    • Net Book Value  Gross book value  Less: Accumulated Depreciation  Equals: Net Book Value  Gross book value is a record of the original price paid for the asset.  Accumulated depreciation is the total depreciation expense recorded against the asset. 10
    • Depreciation Methods  Always seek professional guidance  Modified Accelerated Cost Recovery System (MACRS)  Accelerated Cost Recovery System (ACRS)  Terms you may encounter  Straight line  Accelerated  Double declining balance  Sum of the years digits 11
    • Liabilities  Current  Long-term 12
    • Current Liabilities  Accounts Payable  Notes Payable  Current-Portion of Long-Term Debt 13
    • Long-Term Liabilities  Long-Term Debt 14
    • Stockholders’ Equity  Preferred Stock  Receives dividends (but not an obligation)  Less risk than common stock (liquidation priority)  Not considered owners; generally don’t vote  Common Stock  Ownership of the business  Amount shown is historical not market value  Paid-In Capital  Capital paid-in in excess of par value of stock  Retained Earnings  Total of all profits that were re-invested in the business rather than distributed as dividends 15
    • 2 - The Income Statement 16
    • Income Statement  Also called  Statement of Earnings  Profit and Loss Statement  Objective is to match expenses to revenue for a given period of time  Revenue – Expenses = Profit 17
    • Components: Gross Profit  Revenue (or sales)  Less: Cost of Goods Sold …directly allocated cost of production  Gross Profit (or gross margin)  Cost of Good Sold  Raw materials  Purchased components  Direct labor  Operation and repair of manufacturing equipment  Other manufacturing expenses such as utilities, maintenance of the manufacturing facility 18
    • Components: Operating Income  Gross Profit  Less: Operating Expenses …not directly allocated to COGS  General and administrative expenses  Depreciation (a non-cash expense)  Other expenses  Operating Income (excludes investment income, interest, and taxes)  General and administrative expenses  Staff expenses, executive salaries  Selling expenses, promotions, advertising  R&D 19

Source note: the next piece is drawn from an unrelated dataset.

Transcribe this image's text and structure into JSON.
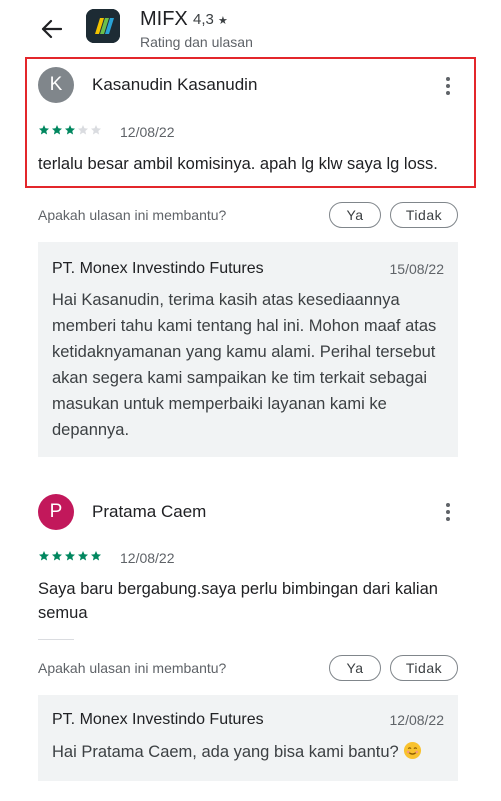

    • Putting It Together  Revenue  Less: COGS  Equals: Gross Profit  Less: Operating Expenses  Equals: Operating Income  Operating income is focused on the profit being generated by operations. It excludes, or filters out, the effects of interest and taxes. See EBIT. 20
    • Earnings  EBIT: Earnings Before Interest and Taxes  EBITDA: Earnings Before Interest, Taxes, Depreciation, and Amortization  Focuses more on cash flow / cash management  Depreciation and amortization are non-cash expenses 21
    • 3 – Statement of Cash Flows 22
    • Statement of Cash Flows  FASB requires a report on the firm’s cash flows for the accounting period  Statement is also called  Sources and Uses of Funds  Need to understand Working Capital  “Working capital” refers to the funds used to carry out the daily operations of the business  Invested in inventory  Invested in A/R 23
    • Sources and Uses of Cash  Increase* of an asset is a use of cash  So decrease of an asset is a source of cash  Increase of a liability is a source of cash  So decrease of a liability is a use of cash  Comments  Depreciation reflects a decrease in the value of an asset, so it is a source of cash  Think of net worth as a “liability”  An increase in net income increases net worth and is thus a source of cash *Increase and decrease refer to changes from the beginning of the accounting period to the end of the accounting period. 24
    • Comments regarding cash  Accrual method of recognizing income  Effect of lags in collecting cash  Effect of depreciation on cash flow  More about cash later 25